Thursday, September 03, 2009
There's something soft and warm about the moon on a summer night -- must have to do with the atmosphere and humidity in the air. As the days get shorter and nights get colder, the moon remains striking, but there's a coldness and hardness about its beauty, until in midwinter it just makes the night seem colder. Or so it seems. Tomorrow is the last full moon of this summer. Enjoy!
Wednesday, September 02, 2009
Why would anyone want to put an inexpensive lens that doesn't even zoom on their expensive DSLR? Here's why.
I finally broke down and bought the Nikkor 50mm f/1.8 prime lens, and spent some time this afternoon rediscovering photography with it along the lake in Wingra Park. A prime lens is what used to be called a standard lens, the non-zooming lens that used to come with the camera, back before zooms became standard "kit lenses." Prime are faster and sharper than zooms, usually smaller and lighter, and they allow you to create beautiful out-of-focus background effects ("bokeh"). And the f/1.8 lenses are a bargain. This one is Nikon's least expensive lens and is sharper than lenses costing many times as much. Canon and other camera makers have similar offerings
Many younger photographers grew up using nothing but a zoom lens, and so using a fixed focal length prime usually takes a period of adjustment and getting used to zooming with your feet instead of your hand. But I made photographs for years with a 50mm before I ever touched a zoom (because, among other things, most of the early zooms were god-awful or cost a fortune if they weren't).
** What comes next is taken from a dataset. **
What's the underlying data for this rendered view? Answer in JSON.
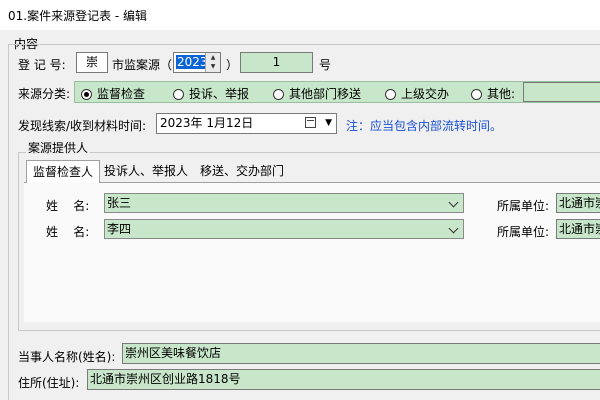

Over the years, I drifted away from using prime lenses, mostly because the stuff I occasionally shot for work required the flexibility of a zoom. But putting this lens on the camera was like putting on an old shoe. It felt really comfortable and familiar (even though it's closer to shooting with an 85mm on a film camera than a 50mm). It reawakened instincts that had lain dormant for years -- composing carefully, as if it mattered; the footwork dance that somehow puts you in a direct physical relationship with your subject the way a zoom never does; thinking about the basic elements of photography such as aperture, shutter speed and depth of field. Using the depth of field preview. I had a ball.
This photograph doesn't necessarily illustrate anything unique to the Nikkor 50mm f/1.8, although it hints at its legendary sharpness and crisp colors. In fact, it probably says more about the Nikon D90's "Vivid" saturation setting than the lens I shot it with. But it does capture some of the excitement I felt on a sunny afternoon, rediscovering photography by going back to my roots and shooting the way I did a long time ago.
Tuesday, September 01, 2009
The last Sunday of August usually is a week before the Labor Day weekend. It's a kind of reprieve -- a reminder that there's one more week of summer fun left before things really start to shut down. But Labor Day is unusually late this year (last year this was the Labor Day weekend). So Sunday had some of that end-of-summer feeling that usually comes with Labor Day. It was a perfect day, but there was a hint of autumnal darkness in the light. At Wingra Park and elsewhere, people were savoring what they knew could not last much longer.
Monday, August 31, 2009
It's hard to express just how euphoric it felt to bike freely on a brisk, sunny day on streets normally buzzing with speeding auto traffic, and now not a car in sight. For many Madisonians it was a happy shared vision of a more bicycle-friendly city, all the more precious for its brevity -- six hours Sunday morning and afternoon when a number of major downtown thoroughfares were blocked off to car traffic for the first (hopefully annual) Ride the Drive celebration.
The day was a gala celebration of all things two-wheeled -- not all of them necessarily from this century, or even the last. These riders were apparently returning from the festivities on their time machines when we passed them on the Brittingham Park bike path. Modern dress aside, this is how the path along Brittingham Bay might have looked more than a century ago, during the late Victorian era when these bicycles were in their heyday. (Originally they were simply called "bicycles," but when modern bikes came into use, terms such as penny-farthing, high wheel, high wheeler, and ordinary were used to distinguish these contraptions from the new "safety bicycles.")
Sunday, August 30, 2009
Saturday night the weather flirted with rain once again, but all it could come up with was a bit of misty drizzle now and then -- and a windy chill that felt colder than the mid-fifties, In other words, nothing to worry about, and this time the show could go on. The Cycropia Aerial Dance performance was about beauty and motion and dance. And flying. It was also about Mother Goose, Flamingo and The Little Weightlifter Who Could. Mostly, it was about enchantment. What they were watching.